New Streaming Releases: Daniel Isn't Real (2019) - Reviewed

At the end of 2019 came one of the strangest and most surreal horror films of the year. Daniel Isn't Real from director Adam Egypt Mortimer mixes the duality of Fight Club with the teen angst of Donnie Darko into a tasty blend of mind melding horror and a stylish descent into sheer madness. 

When Luke, the central character, becomes a bit older, his childhood imaginary friend returns to assault his senses and the people around him. Sharply, reality becomes skewed as Luke falls headlong into a strange world of unflinching violence, newfound sensuality, modern artistry, and a crazy turn of events that fully questions his sanity. Played by Miles Robbins (the son of Susan Sarandon and Tim Robbins), Luke is a skillfully rendered version of your typical everyday boy next door, except that he has a serious problem: the buddy that lives inside his head wants to kill and take over his life. The resulting scenarios are satirical, bloody, and totally insane. 

These tiles may contain asbestos. Beware. 

Through a careful eye that delivers an amazing looking lower budget feature, Mortimer definitely trades style for great acting. Much of the interaction feels melodramatic while many of the actors don't really feel comfortable with their material. Yet, Patrick Schwarzenegger (yeah, Arnold's kid) plays Daniel to full effect. He's carries the weight of the entire movie with little effort, showing that he's going to continue his upward trend in film. Doing his damnedest to create a dark figure that fills Luke's head with horrible visions, he's easily the funnest part of this project. Sasha Lane (Hellboy, American Honey) also stars in a limited support role that continues to help her build more indie cred on her ever expanding resume. 

There's some lighting techniques here that heavily borrow the Nicolas Winding Refn aesthetic as the creator behind the film weaves in and out of Luke's perception of reality. Where he sometimes falters in keeping the story interesting, he definitely knows how to deliver freaky looking visual effects and makeup work from his talented crew. Also in the positive camp are the environmental shots that feel ripped directly from the realms of Clive 
Barker.
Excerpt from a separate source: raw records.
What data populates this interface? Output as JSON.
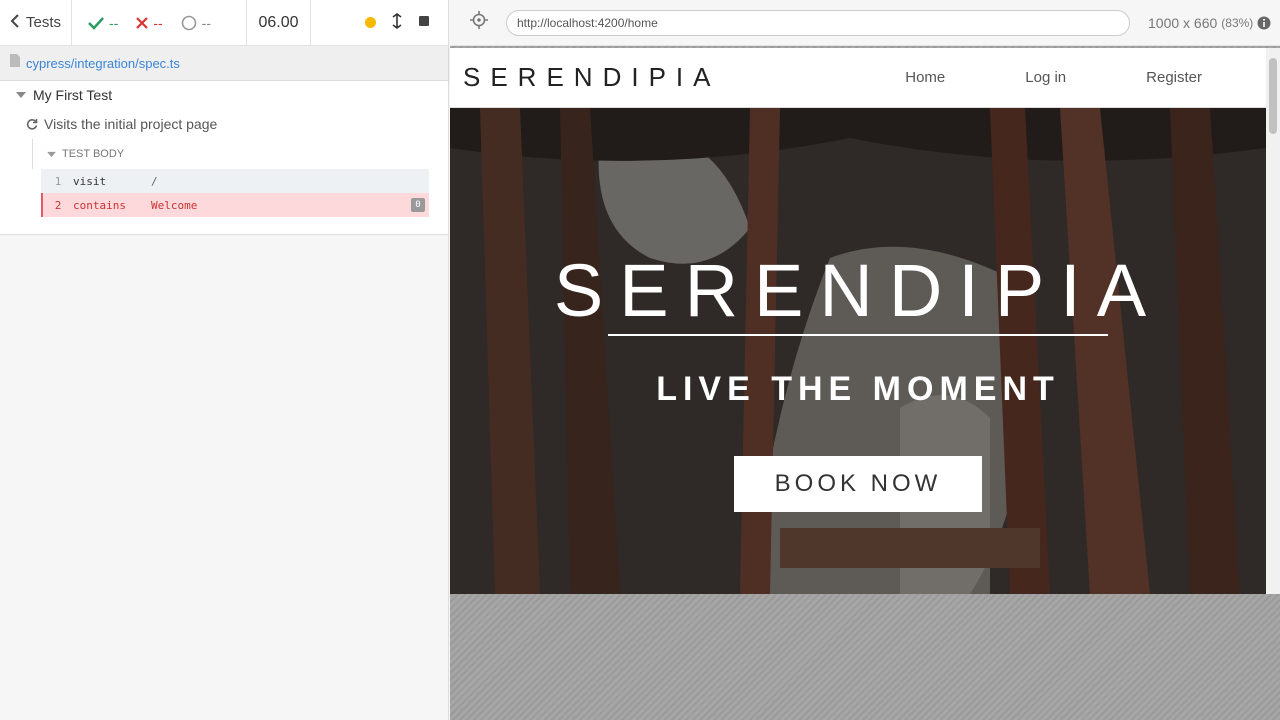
{
  "reporter": {
    "back_label": "Tests",
    "passed": "--",
    "failed": "--",
    "pending": "--",
    "duration": "06.00",
    "spec_file": "cypress/integration/spec.ts",
    "suite_title": "My First Test",
    "test_title": "Visits the initial project page",
    "body_label": "TEST BODY",
    "commands": [
      {
        "num": "1",
        "name": "visit",
        "message": "/"
      },
      {
        "num": "2",
        "name": "contains",
        "message": "Welcome",
        "badge": "0"
      }
    ]
  },
  "aut": {
    "url": "http://localhost:4200/home",
    "viewport": "1000 x 660",
    "scale": "(83%)"
  },
  "site": {
    "logo": "SERENDIPIA",
    "nav": [
      "Home",
      "Log in",
      "Register"
    ],
    "hero_title": "SERENDIPIA",
    "hero_subtitle": "LIVE THE MOMENT",
    "cta": "BOOK NOW"
  }
}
There are some huge shots of the abyss that are pure nightmare fuel. 

Again, nothing here falls into the category of highly original, but there's so many interesting nods going on that fans of cinema will have a great time seeing what they've done with Daniel Isn't RealPicking up on this right after watching next week's upcoming release of Color Out Of Space, my brain is officially fried. 

Go into this one knowing you've seen this before in the form of other, far greater movies. But, sometimes that's okay. 

-Chris George